───── GIVEN DATA
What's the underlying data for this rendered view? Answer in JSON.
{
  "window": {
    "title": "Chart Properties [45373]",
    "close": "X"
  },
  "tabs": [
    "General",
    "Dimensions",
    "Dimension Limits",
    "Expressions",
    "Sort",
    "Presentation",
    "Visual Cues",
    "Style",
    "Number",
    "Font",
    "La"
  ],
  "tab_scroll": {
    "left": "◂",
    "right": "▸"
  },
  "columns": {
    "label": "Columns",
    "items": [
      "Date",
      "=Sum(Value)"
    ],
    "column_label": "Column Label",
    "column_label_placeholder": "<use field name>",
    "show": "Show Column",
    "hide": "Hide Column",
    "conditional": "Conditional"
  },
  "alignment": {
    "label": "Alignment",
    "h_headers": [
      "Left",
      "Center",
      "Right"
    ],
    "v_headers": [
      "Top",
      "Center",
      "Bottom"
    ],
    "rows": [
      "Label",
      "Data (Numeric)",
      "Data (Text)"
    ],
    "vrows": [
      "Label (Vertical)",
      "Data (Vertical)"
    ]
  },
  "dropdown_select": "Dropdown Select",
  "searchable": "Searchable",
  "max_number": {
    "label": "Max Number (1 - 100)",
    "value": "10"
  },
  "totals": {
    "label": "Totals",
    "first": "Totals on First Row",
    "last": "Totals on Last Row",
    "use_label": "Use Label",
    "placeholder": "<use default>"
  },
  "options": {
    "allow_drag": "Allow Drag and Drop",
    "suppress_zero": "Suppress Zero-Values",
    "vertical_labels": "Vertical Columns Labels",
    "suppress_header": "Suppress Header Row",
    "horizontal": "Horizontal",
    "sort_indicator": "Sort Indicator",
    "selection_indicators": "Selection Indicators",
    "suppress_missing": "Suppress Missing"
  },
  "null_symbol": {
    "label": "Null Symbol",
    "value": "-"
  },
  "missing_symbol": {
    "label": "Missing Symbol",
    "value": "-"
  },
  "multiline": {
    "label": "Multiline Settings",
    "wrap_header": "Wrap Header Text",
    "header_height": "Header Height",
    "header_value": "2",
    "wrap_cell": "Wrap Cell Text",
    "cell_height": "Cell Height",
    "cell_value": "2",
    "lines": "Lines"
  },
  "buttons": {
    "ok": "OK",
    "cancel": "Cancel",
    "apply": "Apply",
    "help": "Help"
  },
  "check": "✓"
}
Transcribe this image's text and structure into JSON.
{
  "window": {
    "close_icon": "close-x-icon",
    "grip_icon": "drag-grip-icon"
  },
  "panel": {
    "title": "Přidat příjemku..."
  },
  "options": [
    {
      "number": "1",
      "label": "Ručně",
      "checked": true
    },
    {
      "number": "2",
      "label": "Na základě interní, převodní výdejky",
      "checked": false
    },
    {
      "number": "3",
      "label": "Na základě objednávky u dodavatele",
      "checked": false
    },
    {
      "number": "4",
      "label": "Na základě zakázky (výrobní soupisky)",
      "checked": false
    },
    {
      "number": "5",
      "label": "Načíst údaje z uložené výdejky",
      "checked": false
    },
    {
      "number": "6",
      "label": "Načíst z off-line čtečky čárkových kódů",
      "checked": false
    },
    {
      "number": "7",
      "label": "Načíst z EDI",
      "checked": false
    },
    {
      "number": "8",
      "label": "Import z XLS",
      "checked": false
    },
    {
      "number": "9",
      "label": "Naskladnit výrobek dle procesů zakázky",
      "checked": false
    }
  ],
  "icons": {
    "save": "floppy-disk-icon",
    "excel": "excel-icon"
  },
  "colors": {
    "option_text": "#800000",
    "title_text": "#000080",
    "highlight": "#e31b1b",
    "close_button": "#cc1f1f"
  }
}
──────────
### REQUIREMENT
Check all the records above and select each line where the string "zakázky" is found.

### WRITTEN SOLUTION
      "label": "Na základě zakázky (výrobní soupisky)",
      "label": "Naskladnit výrobek dle procesů zakázky",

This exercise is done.